Something else that was interesting to me was related to funerals. My family usually wears black to funerals. However, if it is a grandparent that dies, we (as grandchildren) wear white instead. I don’t remember questioning why we had this tradition.

During my time in Ghana, I learned that red, black, and white are the funeral colors for Ghanaians. The people wear red if it is a young person who has passed away. They wear black if it is an adult/middle-aged person. They wear white if it is an elderly person. I felt a sense of satisfaction with this information and pondered if our family tradition was a watered-down version of an ancestral practice.

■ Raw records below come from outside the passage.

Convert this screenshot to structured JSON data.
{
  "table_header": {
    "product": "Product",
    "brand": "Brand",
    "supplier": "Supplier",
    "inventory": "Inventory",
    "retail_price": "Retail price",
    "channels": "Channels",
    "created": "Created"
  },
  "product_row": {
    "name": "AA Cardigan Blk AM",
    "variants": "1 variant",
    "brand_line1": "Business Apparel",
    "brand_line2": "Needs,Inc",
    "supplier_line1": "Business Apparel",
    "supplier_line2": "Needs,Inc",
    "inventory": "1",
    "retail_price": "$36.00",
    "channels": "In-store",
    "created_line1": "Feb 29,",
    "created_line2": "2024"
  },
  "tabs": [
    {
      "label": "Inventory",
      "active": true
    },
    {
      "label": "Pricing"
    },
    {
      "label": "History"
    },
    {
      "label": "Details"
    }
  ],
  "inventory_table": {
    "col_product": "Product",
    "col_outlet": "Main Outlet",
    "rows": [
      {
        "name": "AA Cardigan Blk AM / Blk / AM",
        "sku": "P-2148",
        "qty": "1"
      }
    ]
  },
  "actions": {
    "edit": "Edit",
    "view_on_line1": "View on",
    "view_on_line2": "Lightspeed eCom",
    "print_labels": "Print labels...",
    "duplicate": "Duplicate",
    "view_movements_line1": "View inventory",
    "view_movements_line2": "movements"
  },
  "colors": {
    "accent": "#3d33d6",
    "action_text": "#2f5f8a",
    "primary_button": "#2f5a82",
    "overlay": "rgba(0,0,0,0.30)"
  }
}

One final thing that caught my attention and felt comforting was the clothes-washing. Almost everyone hand-washes their clothing and hangs them out on a line to dry. My parents grew up doing the same thing, and they did the same for us. At some point, we had a washing machine, but we NEVER had a dryer, so we used a clothesline. As a teen, I used to be ashamed of it, but now I smile joyfully about it. (Plus, it is very environmentally friendly.)

Clothes hanging on the clothesline

Clothes hanging on the clothesline at a university guest house.

These small similarities made me feel more at ease in the “foreign” country. I started to pay more conscious attention to the people, and began to see familiarity in all of them.

 It is such a pleasure to notice the small things that connect us all as a people.

 

With that being said, Here is Part 3: Making Connections.

In Joy!
Dana (Intuitive Dana)
http://www.metaphysicalfreedom.com